Is it healthy to assume correlation means causation?Posted: July 11, 2011
The link between the physical environment and health outcomes like obesity is fraught. The Victorian Legislative Council’s Environment and Planning References Committee should bear this in mind as it goes about its new inquiry into the contribution of environmental design to public health.
The Committee might want to start with the first chart in the accompanying exhibit, which comes from a recent issue of The Economist and purports to show that obesity has increased in the US in line with the increase in miles driven over the last 15 years. The chart is based on work done by researchers at the University of Illinois who found “a striking correlation between these two variables – but with a large time lag……This near-perfect correlation (99.6%) permits predictions about obesity rates”.
When you see a variable that follows a simple trend, almost any other trending variable will fit it: miles driven, my age, the Canadian population, total deaths, food prices, cumulative rainfall, whatever.
To demonstrate his point, Professor Wolfers prepared the second chart showing an even better correlation between changes in obesity over the period and changes in his age – he didn’t even need to resort to a time lag to get such a good fit! He acknowledges The Economist offered the customary caveat that correlation does not equal causation but this chart, he says, is so completely unconvincing as to warrant a different warning: “Not persuasive enough that you should bother reading this article” (in the interests of balance, here’s The Economist’s subsequent response to Professor Wolfer’s charge).

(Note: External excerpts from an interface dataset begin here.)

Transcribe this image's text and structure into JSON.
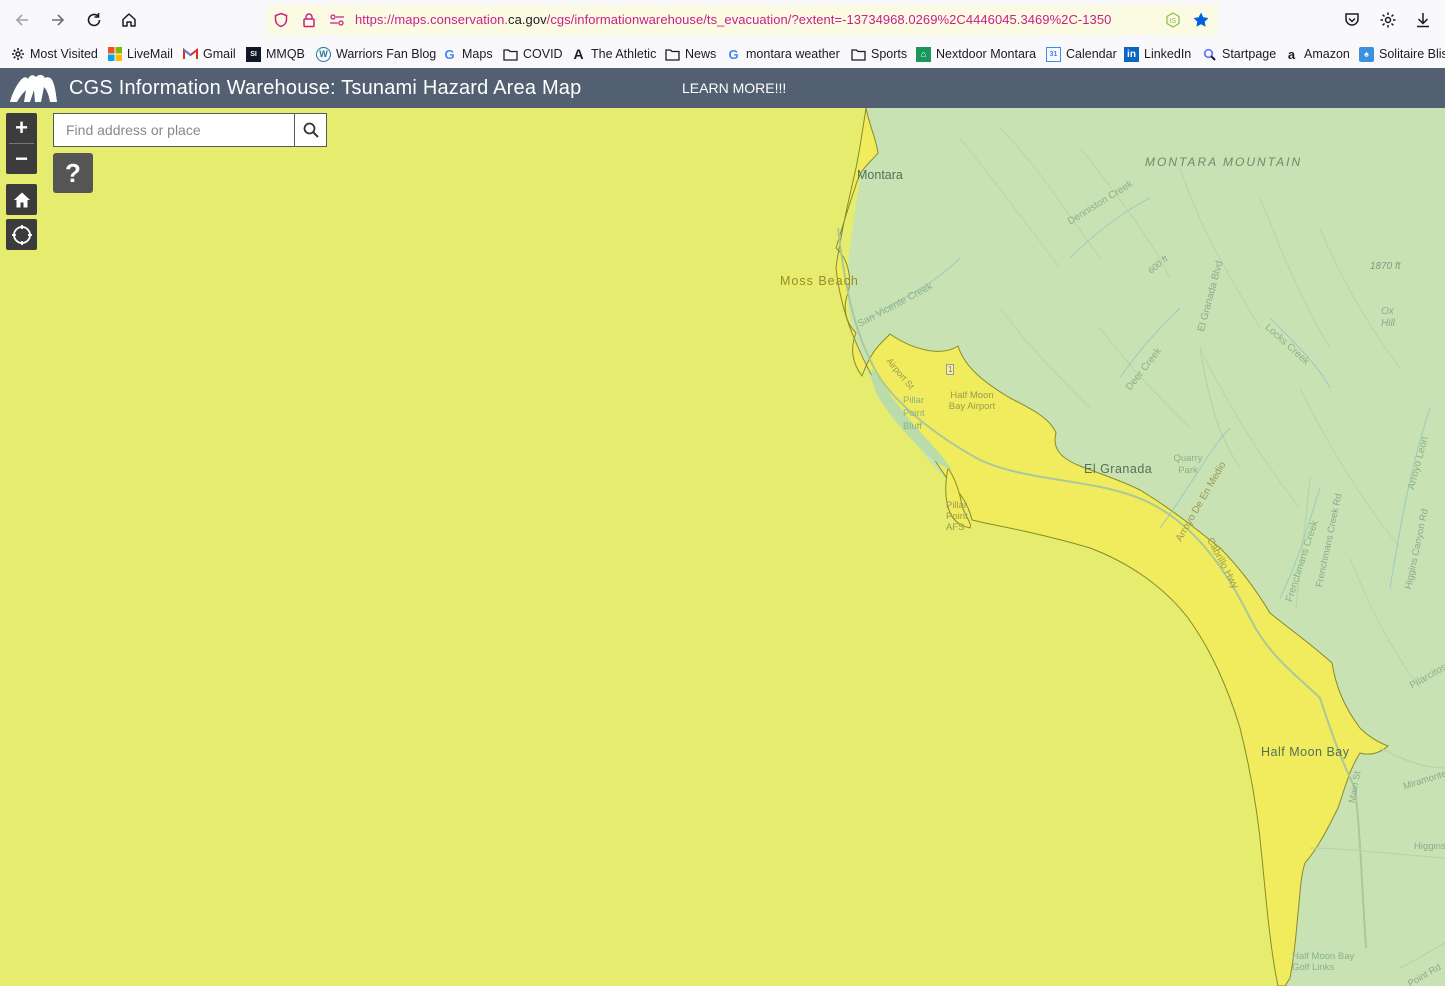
{
  "browser": {
    "url_prefix": "https://maps.conservation.",
    "url_domain": "ca.gov",
    "url_rest": "/cgs/informationwarehouse/ts_evacuation/?extent=-13734968.0269%2C4446045.3469%2C-1350"
  },
  "bookmarks": [
    {
      "label": "Most Visited",
      "icon": "gear-icon"
    },
    {
      "label": "LiveMail",
      "icon": "windows-logo-icon"
    },
    {
      "label": "Gmail",
      "icon": "gmail-icon"
    },
    {
      "label": "MMQB",
      "icon": "mmqb-icon"
    },
    {
      "label": "Warriors Fan Blog",
      "icon": "wordpress-icon"
    },
    {
      "label": "Maps",
      "icon": "google-icon"
    },
    {
      "label": "COVID",
      "icon": "folder-icon"
    },
    {
      "label": "The Athletic",
      "icon": "athletic-icon"
    },
    {
      "label": "News",
      "icon": "folder-icon"
    },
    {
      "label": "montara weather",
      "icon": "google-icon"
    },
    {
      "label": "Sports",
      "icon": "folder-icon"
    },
    {
      "label": "Nextdoor Montara",
      "icon": "nextdoor-icon"
    },
    {
      "label": "Calendar",
      "icon": "calendar-icon"
    },
    {
      "label": "LinkedIn",
      "icon": "linkedin-icon"
    },
    {
      "label": "Startpage",
      "icon": "startpage-icon"
    },
    {
      "label": "Amazon",
      "icon": "amazon-icon"
    },
    {
      "label": "Solitaire Bliss",
      "icon": "solitaire-icon"
    }
  ],
  "app": {
    "title": "CGS Information Warehouse: Tsunami Hazard Area Map",
    "learn_more": "LEARN MORE!!!"
  },
  "map_controls": {
    "zoom_in": "+",
    "zoom_out": "−",
    "search_placeholder": "Find address or place",
    "help": "?"
  },
  "map_labels": {
    "montara_mountain": "MONTARA MOUNTAIN",
    "montara": "Montara",
    "moss_beach": "Moss Beach",
    "denniston_creek": "Denniston Creek",
    "elev_1870": "1870 ft",
    "elev_600": "600 ft",
    "el_granada_blvd": "El Granada Blvd",
    "ox_hill": "Ox Hill",
    "san_vicente_creek": "San Vicente Creek",
    "locks_creek": "Locks Creek",
    "deer_creek": "Deer Creek",
    "airport_st": "Airport St",
    "route1": "1",
    "half_moon_bay_airport": "Half Moon Bay Airport",
    "pillar_point_bluff": "Pillar Point Bluff",
    "el_granada": "El Granada",
    "quarry_park": "Quarry Park",
    "arroyo_de_en_medio": "Arroyo De En Medio",
    "cabrillo_hwy": "Cabrillo Hwy",
    "pillar_point_afs": "Pillar Point AFS",
    "frenchmans_creek": "Frenchmans Creek",
    "frenchmans_creek_rd": "Frenchmans Creek Rd",
    "higgins_canyon_rd": "Higgins Canyon Rd",
    "arroyo_leon": "Arroyo Leon",
    "pilarcitos": "Pilarcitos",
    "half_moon_bay": "Half Moon Bay",
    "main_st": "Main St",
    "miramontes": "Miramontes",
    "higgins": "Higgins",
    "half_moon_bay_golf": "Half Moon Bay Golf Links",
    "point_rd": "Point Rd"
  },
  "colors": {
    "ocean": "#e6ec6e",
    "land": "#c9e2b4",
    "hazard_zone": "#f0ec5e",
    "header": "#536072"
  }
}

This exchange highlights a problem with much of the research that purports to show the physical environment — particularly density and/or public transport access — has a strong effect on health-related variables like obesity. There’s plenty of evidence of correlation but not much evidence of causation. There’s no doubt obesity is inversely related to both density and access to public transport, but if it turns out these aren’t the underlying drivers of obesity then the economic cost of misdirected policies could potentially be significant.

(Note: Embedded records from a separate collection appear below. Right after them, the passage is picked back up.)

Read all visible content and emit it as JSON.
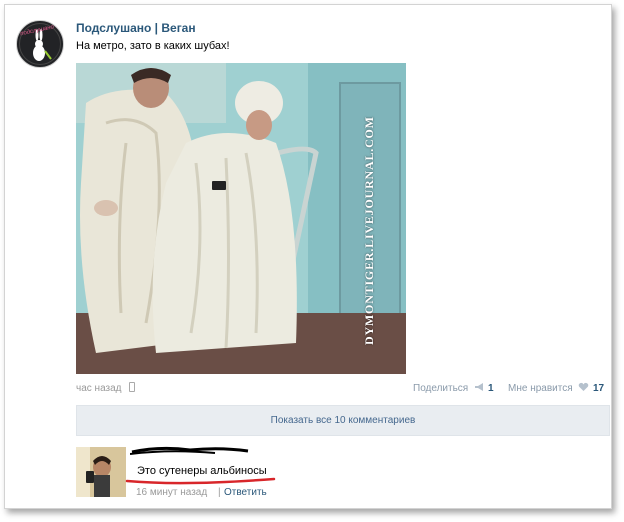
{
  "post": {
    "group_name": "Подслушано | Веган",
    "text": "На метро, зато в каких шубах!",
    "avatar_logo_text": "подслушано ВЕГАН",
    "photo_watermark": "DYMONTIGER.LIVEJOURNAL.COM",
    "time": "час назад",
    "time_icon": "phone-icon",
    "share_label": "Поделиться",
    "share_icon": "megaphone-icon",
    "share_count": "1",
    "like_label": "Мне нравится",
    "like_icon": "heart-icon",
    "like_count": "17"
  },
  "comments": {
    "show_all_label": "Показать все 10 комментариев",
    "items": [
      {
        "text": "Это сутенеры альбиносы",
        "time": "16 минут назад",
        "separator": "|",
        "reply_label": "Ответить"
      }
    ]
  },
  "colors": {
    "link": "#2b587a",
    "muted": "#999999",
    "button_bg": "#e9edf1",
    "annotation_red": "#d8262a"
  }
}
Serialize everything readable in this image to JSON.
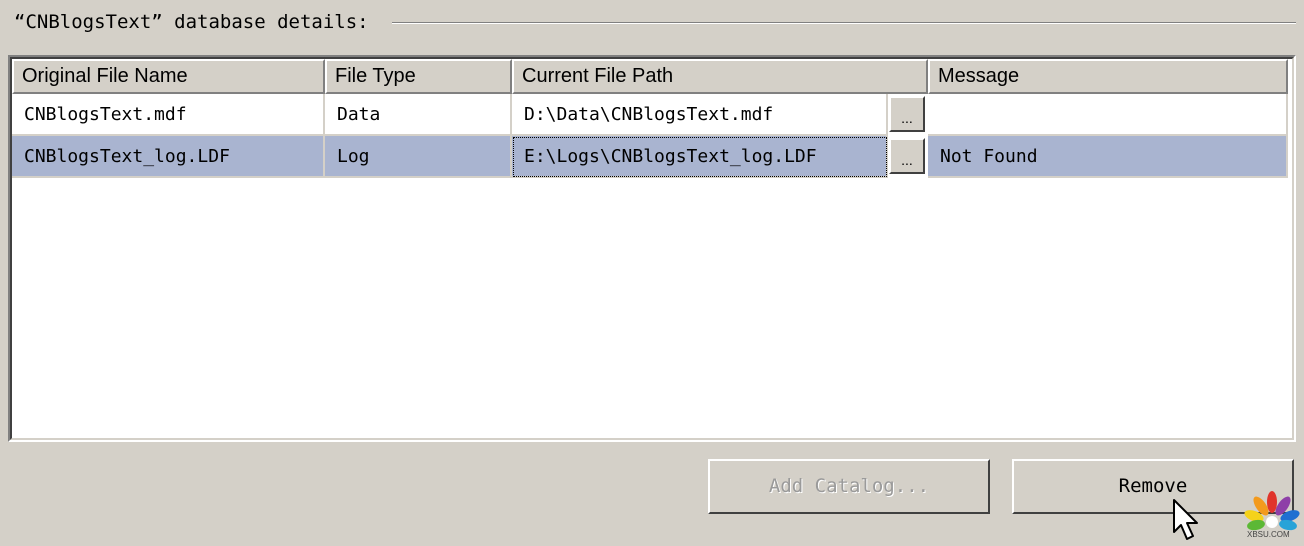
{
  "group": {
    "title": "“CNBlogsText” database details:"
  },
  "grid": {
    "columns": [
      "Original File Name",
      "File Type",
      "Current File Path",
      "Message"
    ],
    "rows": [
      {
        "original_name": "CNBlogsText.mdf",
        "file_type": "Data",
        "current_path": "D:\\Data\\CNBlogsText.mdf",
        "browse_label": "...",
        "message": ""
      },
      {
        "original_name": "CNBlogsText_log.LDF",
        "file_type": "Log",
        "current_path": "E:\\Logs\\CNBlogsText_log.LDF",
        "browse_label": "...",
        "message": "Not Found"
      }
    ],
    "selected_row": 1
  },
  "buttons": {
    "add_catalog": "Add Catalog...",
    "remove": "Remove"
  },
  "watermark": {
    "text": "XBSU.COM"
  },
  "colors": {
    "window_bg": "#d4d0c8",
    "selection": "#a9b4d0",
    "disabled_text": "#9a9a9a"
  },
  "icons": {
    "cursor": "arrow-cursor-icon",
    "logo": "peacock-logo-icon"
  }
}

There are special reasons why it’s hard to establish causation when dealing with real life infrastructure projects and transport/land use programs. These British epidemiologists reviewed 77 international studies examining the effectiveness of policy interventions to reduce car use. They concluded the evidence base is weak, finding only 12 were methodologically strong – and they mainly involved relatively small-scale initiatives like providing better information about travel options or direct financial incentives to reduce driving (incidentally, only half of those 12 actually worked i.e. reduced car use).
The key problem is it’s enormously difficult with infrastructure projects and real-world operational programs to set up the sort of rigorous randomised trials that epidemiologists are accustomed to doing in relation to new drugs. It’s too hard to set up a double blind trial to evaluate the impact of a new rail station or a new fare structure. In most cases built environment and transport researchers have to settle for less conclusive ‘before and after’ and ‘cross-sectional’ studies.
So policy-makers have to be very careful about what they infer from the correlations they see between physical and behavioural variables. This applies to research on topics like obesity, as I’ve previously pointed out here, here, here and here. I’ll look at this issue again shortly, but it’s very likely plausible planning and transport policies can’t really do much about obesity at a social level and would in any event probably be extraordinarily inefficient ways of tackling this serious social issue.
What’s disappointing though is far too many of the interventions the epidemiologists found wanting actually would be suited, albeit with difficulty, to a more rigorous methodology — many of them involve nothing more complex than improved information (not that medical researchers haven’t had a difficult history themselves in introducing more rigorous trials — see, for example, The Emperor of all Maladies, a fascinating account of the development of cancer research). I’ll also look at some of these sorts of small-scale interventions shortly.